Watch It! Stress Can Damage Your Mouth Functioning
Stress in any part of the body leads to some amount of damage in that region, and so too with your mouth. Stress in the mouth can cause damage to your teeth, gums and other parts of your mouth.
Born of stress, you may perform the following actions:
Develop sores in the mouth: You may develop canker sores that are small white or gray ulcers with a red edge. They appear in the mouth in twos or more. Though their cause is unknown, they could develop as a reaction to low immunity, virus or bacteria, stress, allergies or exhaustion. However, they are not contagious.
Treatment: You can get rid of them by eating non-spicy and highly acidic food like citrus fruits and tomatoes. Topical anesthetics also help get rid of them, usually within 10 days.
On the other hand, cold sores are caused by the virus called herpes simplex virus. They are filled with fluid and can be seen on the lips, near the chin or below the nose. They are contagious. They can be due to an emotional problem, or due to sunburn, fever or a cut or scraping of the skin.
Treatment: They heal within a week but since it is viral, you should not delay the treatment. Take OTC drugs and antiviral medicines.
Gum Disease: Whether you go through stress in the short-term or long, stress manifests as huge deposits of dental plaque. In the long-term, stress can lead to gingivitis or bleeding gums, leading to gum disease.
Treatment: Visit your dentist without delay.

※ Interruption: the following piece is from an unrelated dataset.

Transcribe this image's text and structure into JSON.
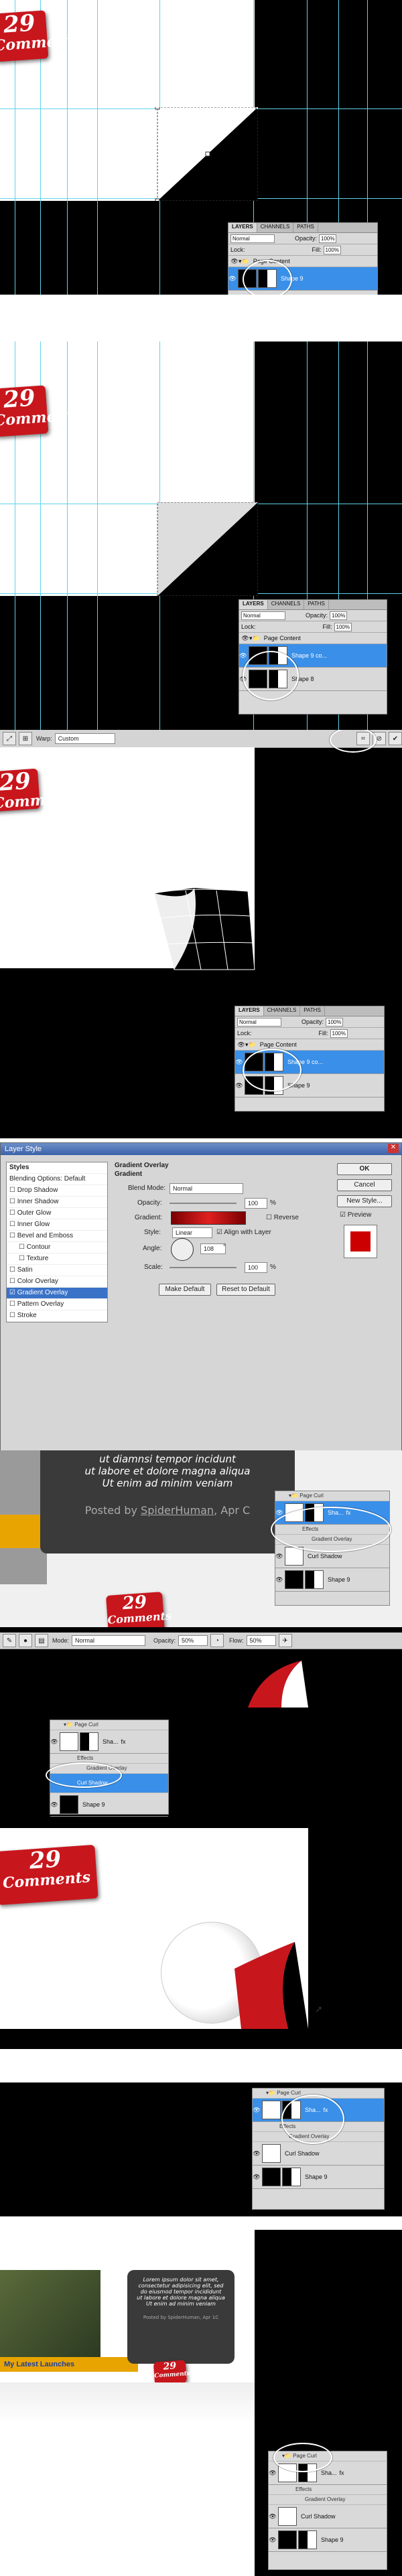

Brush your teeth twice a day, rinse your mouth with antibacterial rinse and eat a balanced diet comprising vegetables and fruit.
Depression: Another effect of gum disease is depression.
Treatment: Ask your dentist how to deal with this problem and use coping strategies to face the challenges in your life.
Bruxism: This condition refers to clenching and grinding your teeth in your sleep, or through the day or even subconsciously. It is a known fallout of stress. If you are a victim of this condition, stress could only worsen it and cause conditions like TMJ or Temporomandibular Joint (TMJ), that is at the joint near the ear where the lower jaw and skull meet in a joint.
Treatment: Speak to a maxillofacial dentist who's equipped to deal with this condition. You may be given a night guard to wear before bed and another during the day to prevent any further damage.
Bad oral habits: When under stress, you may not pay too much attention to your daily habits. So, you may avoid brushing or flossing your teeth and rinsing your mouth. Done over a prolonged period, this could lead to problems in your mouth, such as gum disease or cavities.
Treatment: Being stressed also means you binge on foods that aren't good for your oral health like aerated drinks and sugar-based foods. This can lead to several dental problems. Eat healthy foods, exercise to increase your energy levels and make you come out of your stress.
While it is easy to say that stay away from stress, you can’t really. But you can at least reduce stress. It is not only good for your oral health it is great for your mental health.